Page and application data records
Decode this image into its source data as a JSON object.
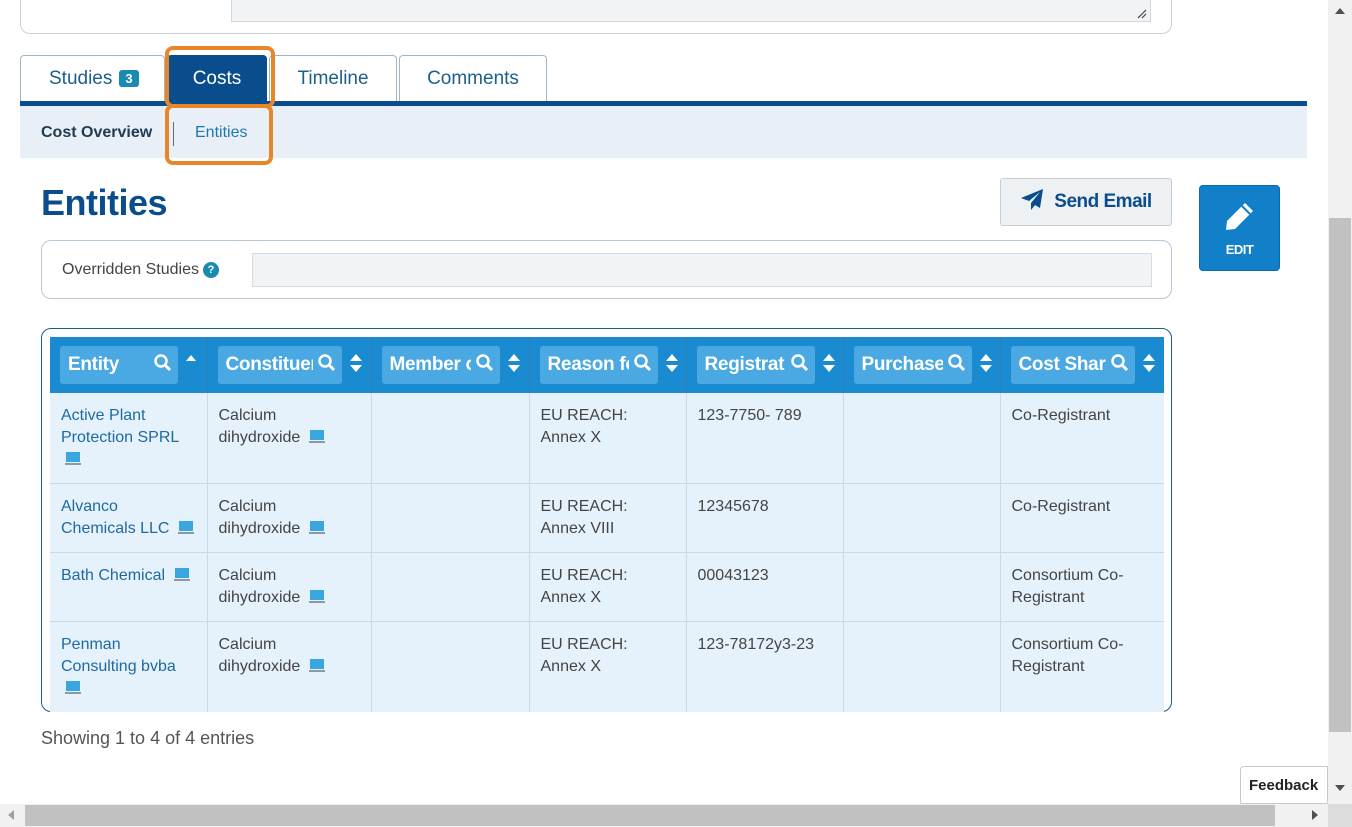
{
  "tabs": [
    {
      "label": "Studies",
      "badge": "3"
    },
    {
      "label": "Costs"
    },
    {
      "label": "Timeline"
    },
    {
      "label": "Comments"
    }
  ],
  "subnav": {
    "overview": "Cost Overview",
    "entities": "Entities"
  },
  "heading": "Entities",
  "buttons": {
    "send_email": "Send Email",
    "edit": "EDIT"
  },
  "overridden": {
    "label": "Overridden Studies",
    "help": "?",
    "value": ""
  },
  "table": {
    "columns": [
      "Entity",
      "Constituen",
      "Member o",
      "Reason fo",
      "Registrat",
      "Purchase",
      "Cost Shari"
    ],
    "rows": [
      {
        "entity": "Active Plant Protection SPRL",
        "constituent": "Calcium dihydroxide",
        "member": "",
        "reason": "EU REACH: Annex X",
        "registration": "123-7750- 789",
        "purchase": "",
        "cost_sharing": "Co-Registrant"
      },
      {
        "entity": "Alvanco Chemicals LLC",
        "constituent": "Calcium dihydroxide",
        "member": "",
        "reason": "EU REACH: Annex VIII",
        "registration": "12345678",
        "purchase": "",
        "cost_sharing": "Co-Registrant"
      },
      {
        "entity": "Bath Chemical",
        "constituent": "Calcium dihydroxide",
        "member": "",
        "reason": "EU REACH: Annex X",
        "registration": "00043123",
        "purchase": "",
        "cost_sharing": "Consortium Co-Registrant"
      },
      {
        "entity": "Penman Consulting bvba",
        "constituent": "Calcium dihydroxide",
        "member": "",
        "reason": "EU REACH: Annex X",
        "registration": "123-78172y3-23",
        "purchase": "",
        "cost_sharing": "Consortium Co-Registrant"
      }
    ]
  },
  "footer": {
    "showing": "Showing 1 to 4 of 4 entries",
    "feedback": "Feedback"
  },
  "colors": {
    "primary": "#0a4d8c",
    "header": "#1a8bd0",
    "highlight": "#e8862a",
    "row_bg": "#e5f1fb"
  },
  "icons": [
    "search-icon",
    "sort-icon",
    "computer-icon",
    "paper-plane-icon",
    "pencil-icon",
    "help-icon",
    "resize-grip-icon"
  ]
}
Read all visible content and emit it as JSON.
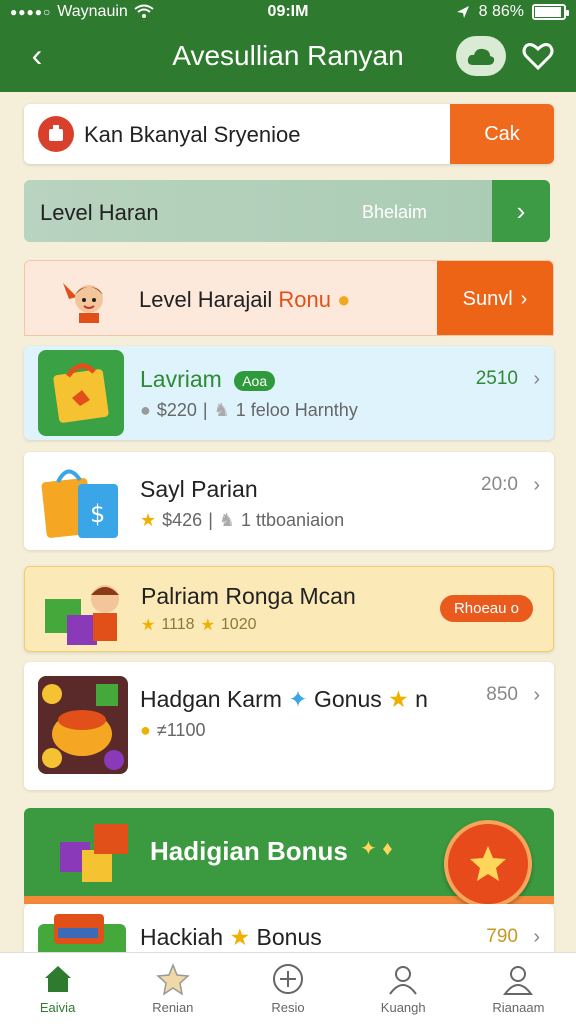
{
  "status_bar": {
    "carrier": "Waynauin",
    "time": "09:IM",
    "battery": "8 86%",
    "battery_level": 0.86
  },
  "header": {
    "back_label": "‹",
    "title": "Avesullian Ranyan"
  },
  "search": {
    "text": "Kan Bkanyal Sryenioe",
    "button_label": "Cak"
  },
  "level_bar": {
    "label": "Level Haran",
    "status": "Bhelaim",
    "chevron": "›"
  },
  "promo": {
    "label_main": "Level Harajail",
    "label_highlight": "Ronu",
    "button_label": "Sunvl",
    "chevron": "›"
  },
  "cards": [
    {
      "title": "Lavriam",
      "pill": "Aoa",
      "sub1": "$220",
      "sub2": "1 feloo Harnthy",
      "value": "2510"
    },
    {
      "title": "Sayl Parian",
      "sub1": "$426",
      "sub2": "1 ttboaniaion",
      "value": "20:0"
    },
    {
      "title": "Palriam Ronga Mcan",
      "sub1": "1118",
      "sub2": "1020",
      "pill": "Rhoeau o"
    },
    {
      "title": "Hadgan Karm",
      "title_suffix": "Gonus",
      "title_trailing": "n",
      "sub1": "≠1100",
      "value": "850"
    }
  ],
  "banner": {
    "label": "Hadigian Bonus"
  },
  "card5": {
    "title": "Hackiah",
    "title_suffix": "Bonus",
    "value": "790"
  },
  "tabbar": {
    "items": [
      {
        "label": "Eaivia",
        "icon": "home-icon"
      },
      {
        "label": "Renian",
        "icon": "star-icon"
      },
      {
        "label": "Resio",
        "icon": "target-icon"
      },
      {
        "label": "Kuangh",
        "icon": "user-icon"
      },
      {
        "label": "Rianaam",
        "icon": "profile-icon"
      }
    ]
  },
  "colors": {
    "header_green": "#2e7a2e",
    "accent_orange": "#ef6a1c",
    "banner_green": "#3b9a3f"
  }
}
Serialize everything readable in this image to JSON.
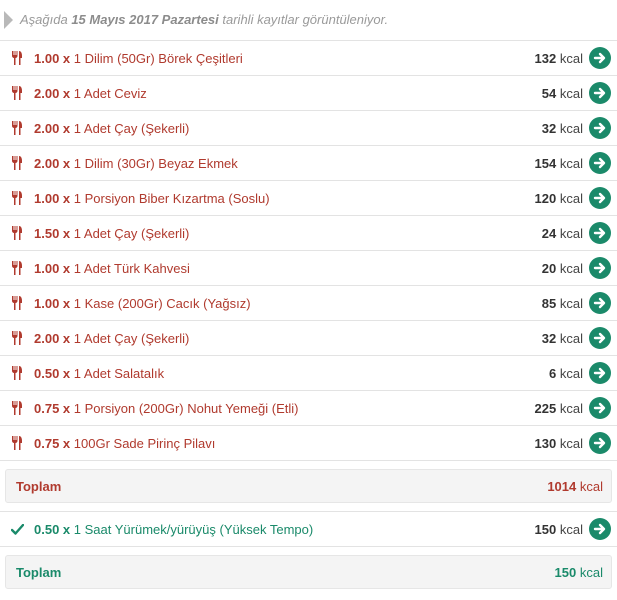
{
  "notice": {
    "prefix": "Aşağıda",
    "date": "15 Mayıs 2017 Pazartesi",
    "suffix": "tarihli kayıtlar görüntüleniyor."
  },
  "food_entries": [
    {
      "qty": "1.00 x",
      "desc": "1 Dilim (50Gr) Börek Çeşitleri",
      "kcal": "132",
      "unit": "kcal"
    },
    {
      "qty": "2.00 x",
      "desc": "1 Adet Ceviz",
      "kcal": "54",
      "unit": "kcal"
    },
    {
      "qty": "2.00 x",
      "desc": "1 Adet Çay (Şekerli)",
      "kcal": "32",
      "unit": "kcal"
    },
    {
      "qty": "2.00 x",
      "desc": "1 Dilim (30Gr) Beyaz Ekmek",
      "kcal": "154",
      "unit": "kcal"
    },
    {
      "qty": "1.00 x",
      "desc": "1 Porsiyon Biber Kızartma (Soslu)",
      "kcal": "120",
      "unit": "kcal"
    },
    {
      "qty": "1.50 x",
      "desc": "1 Adet Çay (Şekerli)",
      "kcal": "24",
      "unit": "kcal"
    },
    {
      "qty": "1.00 x",
      "desc": "1 Adet Türk Kahvesi",
      "kcal": "20",
      "unit": "kcal"
    },
    {
      "qty": "1.00 x",
      "desc": "1 Kase (200Gr) Cacık (Yağsız)",
      "kcal": "85",
      "unit": "kcal"
    },
    {
      "qty": "2.00 x",
      "desc": "1 Adet Çay (Şekerli)",
      "kcal": "32",
      "unit": "kcal"
    },
    {
      "qty": "0.50 x",
      "desc": "1 Adet Salatalık",
      "kcal": "6",
      "unit": "kcal"
    },
    {
      "qty": "0.75 x",
      "desc": "1 Porsiyon (200Gr) Nohut Yemeği (Etli)",
      "kcal": "225",
      "unit": "kcal"
    },
    {
      "qty": "0.75 x",
      "desc": "100Gr Sade Pirinç Pilavı",
      "kcal": "130",
      "unit": "kcal"
    }
  ],
  "food_total": {
    "label": "Toplam",
    "value": "1014",
    "unit": "kcal"
  },
  "exercise_entries": [
    {
      "qty": "0.50 x",
      "desc": "1 Saat Yürümek/yürüyüş (Yüksek Tempo)",
      "kcal": "150",
      "unit": "kcal"
    }
  ],
  "exercise_total": {
    "label": "Toplam",
    "value": "150",
    "unit": "kcal"
  },
  "colors": {
    "food": "#b03a2e",
    "exercise": "#1a8a6a",
    "arrow": "#1b8a6a"
  },
  "icons": {
    "food": "fork-knife-icon",
    "exercise": "checkmark-icon",
    "action": "arrow-right-circle-icon"
  }
}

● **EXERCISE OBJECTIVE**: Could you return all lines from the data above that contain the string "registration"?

● **TASK SOLUTION**:
        "registration": "123-7750- 789",
        "registration": "12345678",
        "registration": "00043123",
        "registration": "123-78172y3-23",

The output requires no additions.